--- EXERCISE DESCRIPTION ---
Work out how many lines in the entries below contain the string "Display". Reply with that figure alone.

--- DATA FOR THIS EXERCISE ---
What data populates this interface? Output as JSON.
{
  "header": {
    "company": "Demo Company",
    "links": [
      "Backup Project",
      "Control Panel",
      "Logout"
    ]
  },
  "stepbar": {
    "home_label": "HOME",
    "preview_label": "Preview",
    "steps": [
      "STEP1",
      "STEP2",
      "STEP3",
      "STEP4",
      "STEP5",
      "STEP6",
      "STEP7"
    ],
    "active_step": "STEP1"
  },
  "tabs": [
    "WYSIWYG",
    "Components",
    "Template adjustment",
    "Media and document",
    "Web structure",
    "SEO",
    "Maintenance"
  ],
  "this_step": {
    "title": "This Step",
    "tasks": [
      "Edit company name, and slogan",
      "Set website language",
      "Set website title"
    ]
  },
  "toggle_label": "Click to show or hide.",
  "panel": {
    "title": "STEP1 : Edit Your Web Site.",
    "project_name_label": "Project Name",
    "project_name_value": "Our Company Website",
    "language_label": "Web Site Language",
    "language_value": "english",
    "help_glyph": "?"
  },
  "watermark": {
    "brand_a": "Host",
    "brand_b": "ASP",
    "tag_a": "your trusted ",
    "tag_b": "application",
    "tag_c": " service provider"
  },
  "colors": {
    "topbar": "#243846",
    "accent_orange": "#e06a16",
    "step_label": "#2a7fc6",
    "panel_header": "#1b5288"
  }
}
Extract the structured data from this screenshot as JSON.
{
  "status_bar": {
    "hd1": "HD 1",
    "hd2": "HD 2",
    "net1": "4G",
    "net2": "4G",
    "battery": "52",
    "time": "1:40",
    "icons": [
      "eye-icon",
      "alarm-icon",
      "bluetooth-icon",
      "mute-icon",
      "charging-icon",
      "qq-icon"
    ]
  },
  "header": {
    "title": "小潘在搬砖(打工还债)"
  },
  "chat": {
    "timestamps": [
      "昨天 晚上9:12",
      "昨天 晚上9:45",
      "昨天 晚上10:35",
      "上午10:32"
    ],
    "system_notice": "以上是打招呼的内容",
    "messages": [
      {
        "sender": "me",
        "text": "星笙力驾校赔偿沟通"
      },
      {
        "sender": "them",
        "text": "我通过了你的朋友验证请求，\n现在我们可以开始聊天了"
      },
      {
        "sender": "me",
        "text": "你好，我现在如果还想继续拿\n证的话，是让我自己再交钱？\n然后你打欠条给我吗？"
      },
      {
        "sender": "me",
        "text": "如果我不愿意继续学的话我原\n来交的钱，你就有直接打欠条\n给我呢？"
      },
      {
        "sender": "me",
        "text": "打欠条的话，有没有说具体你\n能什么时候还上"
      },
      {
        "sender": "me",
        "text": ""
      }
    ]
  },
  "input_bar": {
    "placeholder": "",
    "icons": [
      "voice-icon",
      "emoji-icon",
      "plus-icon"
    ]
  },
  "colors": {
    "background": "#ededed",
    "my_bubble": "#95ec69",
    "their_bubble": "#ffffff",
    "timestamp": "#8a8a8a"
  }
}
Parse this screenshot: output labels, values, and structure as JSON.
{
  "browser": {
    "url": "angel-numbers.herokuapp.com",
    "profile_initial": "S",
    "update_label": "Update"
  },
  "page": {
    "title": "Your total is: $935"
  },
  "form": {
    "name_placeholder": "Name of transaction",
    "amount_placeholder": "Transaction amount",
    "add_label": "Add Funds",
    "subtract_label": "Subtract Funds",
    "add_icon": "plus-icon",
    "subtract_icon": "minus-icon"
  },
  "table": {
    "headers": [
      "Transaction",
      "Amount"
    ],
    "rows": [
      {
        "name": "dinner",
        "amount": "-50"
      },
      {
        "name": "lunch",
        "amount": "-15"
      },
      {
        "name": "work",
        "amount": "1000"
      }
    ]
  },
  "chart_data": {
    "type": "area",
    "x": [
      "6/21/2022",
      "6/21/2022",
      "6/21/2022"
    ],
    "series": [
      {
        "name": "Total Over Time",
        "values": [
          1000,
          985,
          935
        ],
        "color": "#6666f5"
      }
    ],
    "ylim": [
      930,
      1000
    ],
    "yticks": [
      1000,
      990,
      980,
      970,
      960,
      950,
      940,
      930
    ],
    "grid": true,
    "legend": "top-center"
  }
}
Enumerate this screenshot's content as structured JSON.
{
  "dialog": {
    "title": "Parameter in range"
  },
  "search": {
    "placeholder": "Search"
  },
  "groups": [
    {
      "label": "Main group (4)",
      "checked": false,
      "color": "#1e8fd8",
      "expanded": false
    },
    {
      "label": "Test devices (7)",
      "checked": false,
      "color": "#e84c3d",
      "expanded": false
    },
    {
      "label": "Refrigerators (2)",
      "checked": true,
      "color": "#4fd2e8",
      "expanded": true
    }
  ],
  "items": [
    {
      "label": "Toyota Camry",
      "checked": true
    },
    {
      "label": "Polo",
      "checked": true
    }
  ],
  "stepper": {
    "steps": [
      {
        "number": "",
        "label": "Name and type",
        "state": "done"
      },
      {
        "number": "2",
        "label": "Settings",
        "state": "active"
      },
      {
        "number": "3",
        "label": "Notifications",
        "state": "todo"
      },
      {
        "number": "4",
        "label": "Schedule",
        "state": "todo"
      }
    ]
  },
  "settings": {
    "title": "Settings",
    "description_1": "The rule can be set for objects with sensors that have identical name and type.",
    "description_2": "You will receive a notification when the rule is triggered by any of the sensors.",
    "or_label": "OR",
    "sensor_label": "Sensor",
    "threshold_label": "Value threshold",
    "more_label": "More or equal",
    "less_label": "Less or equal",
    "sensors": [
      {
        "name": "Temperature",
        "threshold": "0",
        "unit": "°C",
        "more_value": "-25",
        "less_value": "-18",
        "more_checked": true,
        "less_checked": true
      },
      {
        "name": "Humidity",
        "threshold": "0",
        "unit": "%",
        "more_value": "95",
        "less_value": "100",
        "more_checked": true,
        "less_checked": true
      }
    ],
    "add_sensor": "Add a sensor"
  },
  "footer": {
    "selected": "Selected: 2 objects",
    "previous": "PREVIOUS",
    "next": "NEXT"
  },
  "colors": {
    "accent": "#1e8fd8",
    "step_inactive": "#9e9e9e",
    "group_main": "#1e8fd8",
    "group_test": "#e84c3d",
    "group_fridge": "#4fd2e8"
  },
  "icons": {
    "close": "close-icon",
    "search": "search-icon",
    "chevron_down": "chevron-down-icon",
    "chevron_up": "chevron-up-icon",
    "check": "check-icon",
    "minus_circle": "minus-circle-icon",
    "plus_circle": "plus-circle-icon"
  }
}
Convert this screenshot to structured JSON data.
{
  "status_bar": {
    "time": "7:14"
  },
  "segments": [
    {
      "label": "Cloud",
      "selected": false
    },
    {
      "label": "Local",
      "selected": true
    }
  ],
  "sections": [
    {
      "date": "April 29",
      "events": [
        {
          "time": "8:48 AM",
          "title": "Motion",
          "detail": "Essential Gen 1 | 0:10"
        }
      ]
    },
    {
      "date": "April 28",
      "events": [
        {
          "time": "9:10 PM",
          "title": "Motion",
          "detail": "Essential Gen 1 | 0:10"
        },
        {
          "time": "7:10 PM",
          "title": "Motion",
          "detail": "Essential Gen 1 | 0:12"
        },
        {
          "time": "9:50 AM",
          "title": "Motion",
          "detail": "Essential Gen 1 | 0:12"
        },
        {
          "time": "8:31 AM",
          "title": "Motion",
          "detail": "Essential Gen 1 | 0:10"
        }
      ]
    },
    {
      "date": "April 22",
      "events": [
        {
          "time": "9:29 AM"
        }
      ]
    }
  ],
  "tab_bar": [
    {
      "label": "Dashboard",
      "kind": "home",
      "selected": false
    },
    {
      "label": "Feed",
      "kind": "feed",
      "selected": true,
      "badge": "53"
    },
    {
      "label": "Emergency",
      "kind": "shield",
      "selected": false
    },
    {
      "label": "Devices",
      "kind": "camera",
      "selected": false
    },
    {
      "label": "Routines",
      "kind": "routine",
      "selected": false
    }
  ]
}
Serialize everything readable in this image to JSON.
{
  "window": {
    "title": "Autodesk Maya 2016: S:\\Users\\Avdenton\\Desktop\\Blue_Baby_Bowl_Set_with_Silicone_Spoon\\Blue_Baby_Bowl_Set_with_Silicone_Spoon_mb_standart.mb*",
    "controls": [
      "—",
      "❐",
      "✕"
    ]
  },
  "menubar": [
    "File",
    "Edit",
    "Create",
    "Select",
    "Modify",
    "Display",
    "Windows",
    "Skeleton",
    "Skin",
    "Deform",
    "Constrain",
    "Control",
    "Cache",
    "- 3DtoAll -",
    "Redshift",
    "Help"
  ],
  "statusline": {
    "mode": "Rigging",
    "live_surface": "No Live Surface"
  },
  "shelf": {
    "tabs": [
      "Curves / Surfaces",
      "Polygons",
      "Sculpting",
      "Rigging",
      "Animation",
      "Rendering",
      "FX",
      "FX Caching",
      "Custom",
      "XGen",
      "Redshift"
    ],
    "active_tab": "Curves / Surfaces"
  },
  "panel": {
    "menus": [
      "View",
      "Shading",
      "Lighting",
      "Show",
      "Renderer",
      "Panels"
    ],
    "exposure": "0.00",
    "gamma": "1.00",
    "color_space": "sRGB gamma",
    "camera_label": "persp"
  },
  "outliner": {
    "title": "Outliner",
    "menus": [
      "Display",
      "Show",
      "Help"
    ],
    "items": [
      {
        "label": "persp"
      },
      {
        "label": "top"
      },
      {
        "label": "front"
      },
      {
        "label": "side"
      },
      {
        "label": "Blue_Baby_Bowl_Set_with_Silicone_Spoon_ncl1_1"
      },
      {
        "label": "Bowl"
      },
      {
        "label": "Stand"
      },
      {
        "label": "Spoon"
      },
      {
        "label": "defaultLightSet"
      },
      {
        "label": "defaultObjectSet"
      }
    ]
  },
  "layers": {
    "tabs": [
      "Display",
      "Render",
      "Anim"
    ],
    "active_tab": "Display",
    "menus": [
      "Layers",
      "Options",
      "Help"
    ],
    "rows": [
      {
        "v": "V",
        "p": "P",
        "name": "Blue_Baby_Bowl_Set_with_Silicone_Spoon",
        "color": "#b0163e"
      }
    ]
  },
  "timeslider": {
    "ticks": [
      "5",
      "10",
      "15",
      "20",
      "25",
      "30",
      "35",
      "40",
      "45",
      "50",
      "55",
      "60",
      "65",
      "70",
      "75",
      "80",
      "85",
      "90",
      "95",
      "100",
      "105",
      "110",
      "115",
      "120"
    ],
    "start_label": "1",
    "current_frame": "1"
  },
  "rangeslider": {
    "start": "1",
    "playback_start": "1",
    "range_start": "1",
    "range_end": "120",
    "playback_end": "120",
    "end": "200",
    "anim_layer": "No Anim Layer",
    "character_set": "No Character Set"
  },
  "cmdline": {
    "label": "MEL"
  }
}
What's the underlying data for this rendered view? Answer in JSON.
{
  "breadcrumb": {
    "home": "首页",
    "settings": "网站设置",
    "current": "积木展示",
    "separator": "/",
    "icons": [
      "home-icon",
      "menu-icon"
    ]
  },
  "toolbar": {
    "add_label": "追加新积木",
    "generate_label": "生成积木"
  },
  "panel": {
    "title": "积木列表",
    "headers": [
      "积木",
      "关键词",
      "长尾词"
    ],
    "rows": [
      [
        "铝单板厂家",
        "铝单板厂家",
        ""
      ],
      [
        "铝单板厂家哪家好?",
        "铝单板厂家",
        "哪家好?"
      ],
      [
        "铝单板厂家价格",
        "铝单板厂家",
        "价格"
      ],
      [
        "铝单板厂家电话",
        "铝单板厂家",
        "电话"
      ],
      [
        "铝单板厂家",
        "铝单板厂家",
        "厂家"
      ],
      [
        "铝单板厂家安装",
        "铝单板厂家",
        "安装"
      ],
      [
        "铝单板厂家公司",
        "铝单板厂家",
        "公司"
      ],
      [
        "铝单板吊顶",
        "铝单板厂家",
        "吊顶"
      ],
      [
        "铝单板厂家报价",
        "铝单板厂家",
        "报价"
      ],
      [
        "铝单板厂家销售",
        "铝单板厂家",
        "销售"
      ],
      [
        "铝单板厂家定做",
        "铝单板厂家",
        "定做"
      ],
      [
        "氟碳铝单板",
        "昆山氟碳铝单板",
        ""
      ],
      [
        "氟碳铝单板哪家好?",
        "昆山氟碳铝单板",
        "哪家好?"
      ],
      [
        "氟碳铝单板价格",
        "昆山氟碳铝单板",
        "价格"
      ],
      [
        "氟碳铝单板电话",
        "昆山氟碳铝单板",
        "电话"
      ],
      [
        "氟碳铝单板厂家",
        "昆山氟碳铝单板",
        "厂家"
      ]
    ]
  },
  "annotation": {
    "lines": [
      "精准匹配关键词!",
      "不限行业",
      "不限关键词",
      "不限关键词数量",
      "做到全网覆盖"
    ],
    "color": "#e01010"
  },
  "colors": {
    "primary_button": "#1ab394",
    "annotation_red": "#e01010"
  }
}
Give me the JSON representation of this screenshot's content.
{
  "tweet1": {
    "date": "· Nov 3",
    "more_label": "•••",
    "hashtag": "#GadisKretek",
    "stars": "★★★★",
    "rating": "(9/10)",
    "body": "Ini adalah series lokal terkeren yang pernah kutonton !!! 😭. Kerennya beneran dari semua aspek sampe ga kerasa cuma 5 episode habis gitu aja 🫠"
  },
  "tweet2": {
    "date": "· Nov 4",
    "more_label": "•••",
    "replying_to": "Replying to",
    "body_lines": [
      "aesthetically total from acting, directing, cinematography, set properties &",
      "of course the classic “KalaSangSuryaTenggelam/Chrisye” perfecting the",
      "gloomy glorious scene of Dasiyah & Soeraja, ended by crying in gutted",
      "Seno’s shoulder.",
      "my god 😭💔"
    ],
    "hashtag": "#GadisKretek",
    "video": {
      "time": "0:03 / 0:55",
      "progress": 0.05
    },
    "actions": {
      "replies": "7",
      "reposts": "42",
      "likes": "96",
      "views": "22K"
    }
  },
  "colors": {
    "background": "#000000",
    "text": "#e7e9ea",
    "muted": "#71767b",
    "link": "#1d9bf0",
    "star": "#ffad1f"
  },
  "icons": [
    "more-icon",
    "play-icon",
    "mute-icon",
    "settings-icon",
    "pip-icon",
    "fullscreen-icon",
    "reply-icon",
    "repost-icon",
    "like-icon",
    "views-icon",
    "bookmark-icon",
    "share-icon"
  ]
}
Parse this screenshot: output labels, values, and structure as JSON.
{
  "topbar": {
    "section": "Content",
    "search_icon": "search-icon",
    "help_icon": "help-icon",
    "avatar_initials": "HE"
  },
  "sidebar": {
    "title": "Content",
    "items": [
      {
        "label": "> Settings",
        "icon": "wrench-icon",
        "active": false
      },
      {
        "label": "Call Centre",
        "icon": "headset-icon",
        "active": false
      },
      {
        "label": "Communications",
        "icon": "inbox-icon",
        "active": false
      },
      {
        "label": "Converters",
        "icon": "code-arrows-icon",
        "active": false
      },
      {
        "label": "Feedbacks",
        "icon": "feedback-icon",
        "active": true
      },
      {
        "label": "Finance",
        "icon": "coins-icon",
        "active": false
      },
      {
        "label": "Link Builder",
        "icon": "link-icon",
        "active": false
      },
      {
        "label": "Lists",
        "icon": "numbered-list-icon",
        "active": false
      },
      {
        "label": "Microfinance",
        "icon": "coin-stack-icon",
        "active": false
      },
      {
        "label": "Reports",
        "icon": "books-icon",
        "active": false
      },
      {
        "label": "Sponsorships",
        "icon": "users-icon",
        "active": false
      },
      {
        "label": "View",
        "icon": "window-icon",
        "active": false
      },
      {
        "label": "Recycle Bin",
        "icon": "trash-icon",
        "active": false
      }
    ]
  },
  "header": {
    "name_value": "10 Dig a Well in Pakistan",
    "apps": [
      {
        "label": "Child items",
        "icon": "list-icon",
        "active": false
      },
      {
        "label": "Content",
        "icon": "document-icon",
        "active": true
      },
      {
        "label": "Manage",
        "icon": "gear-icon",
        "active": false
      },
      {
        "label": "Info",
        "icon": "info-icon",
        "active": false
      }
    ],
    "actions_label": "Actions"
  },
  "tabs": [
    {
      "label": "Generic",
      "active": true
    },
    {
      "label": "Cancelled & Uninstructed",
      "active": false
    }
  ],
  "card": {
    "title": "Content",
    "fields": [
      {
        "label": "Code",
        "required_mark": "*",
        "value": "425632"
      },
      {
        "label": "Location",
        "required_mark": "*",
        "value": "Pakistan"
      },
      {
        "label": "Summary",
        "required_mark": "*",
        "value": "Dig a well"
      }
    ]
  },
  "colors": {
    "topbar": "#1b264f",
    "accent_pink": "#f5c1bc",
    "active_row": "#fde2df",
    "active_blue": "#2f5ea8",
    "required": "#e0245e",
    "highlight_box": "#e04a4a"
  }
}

--- ANSWER BOX ---
4